1. RESOURCES FOR AFRICA’S DEVELOPMENT ARE DANGEROUSLY IN DECLINE
This year’s 2017 DATA Report shows that across aid, domestic revenues, and FDI combined, resources to support African countries’ development have dropped by 22% since 2012. Meanwhile, Africa’s population has increased by 14%.
2. GLOBAL AID REACHED AN ALL-TIME HIGH, BUT THE PROPORTION GOING TO THE POOREST COUNTRIES FELL
Global ODA reached an all-time high of $140.1 billion in 2016 – a 7.4% increase from 2015 in real terms. At the same time, aid is not being allocated to the countries where it is needed most. The share of aid to the poorest countries has continued to decline, from 32% of all aid going to least developed countries in 2013 to 28% in 2016, and the share of aid to Africa declined from 33% in 2015 to 32% in 2016.
3. DOMESTIC REVENUES IN AFRICA HAVE PLUMMETED
The fall in commodity prices after 2013 resulted in a devastating 23.6% decrease (in current prices) in total domestic revenues in Africa between 2012 and 2015. Most African countries are also falling short on their commitments to invest their own resources in key areas such as health, education and agriculture, which are critical in the fight against extreme poverty.
4. FOREIGN DIRECT INVESTMENT IN AFRICA IS THE LOWEST OF ANY REGION
For every dollar of global FDI in 2016, just three cents went to Africa. Inflows to the continent have been volatile and unevenly distributed.
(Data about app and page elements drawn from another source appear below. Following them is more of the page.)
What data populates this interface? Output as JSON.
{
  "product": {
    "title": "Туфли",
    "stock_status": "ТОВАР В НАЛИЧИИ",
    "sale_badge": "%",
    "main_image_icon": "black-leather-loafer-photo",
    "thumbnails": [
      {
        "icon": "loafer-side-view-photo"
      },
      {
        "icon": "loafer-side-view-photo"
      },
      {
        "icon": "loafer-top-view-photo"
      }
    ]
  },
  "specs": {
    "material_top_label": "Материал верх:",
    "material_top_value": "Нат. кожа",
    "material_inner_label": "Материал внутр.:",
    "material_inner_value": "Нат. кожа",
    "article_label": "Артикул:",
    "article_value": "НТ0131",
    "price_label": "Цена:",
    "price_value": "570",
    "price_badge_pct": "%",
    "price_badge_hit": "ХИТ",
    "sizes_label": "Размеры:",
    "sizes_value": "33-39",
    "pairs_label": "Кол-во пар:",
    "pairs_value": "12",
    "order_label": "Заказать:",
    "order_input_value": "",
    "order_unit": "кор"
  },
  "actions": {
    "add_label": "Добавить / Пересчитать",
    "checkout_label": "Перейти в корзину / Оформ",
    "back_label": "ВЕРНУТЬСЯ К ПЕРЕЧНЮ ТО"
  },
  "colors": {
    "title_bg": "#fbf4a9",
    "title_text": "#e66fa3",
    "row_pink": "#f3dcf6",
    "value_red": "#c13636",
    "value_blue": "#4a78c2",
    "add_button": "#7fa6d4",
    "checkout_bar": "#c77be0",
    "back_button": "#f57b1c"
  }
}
Except for a few mostly resource-rich, countries, such as Angola, the vast majority of LDCs and fragile states struggle to attract investment. Just six countries—of which five are resource-rich—accounted for 75% of FDI inflows into all 42 African LDCs and/or fragile states in 2016.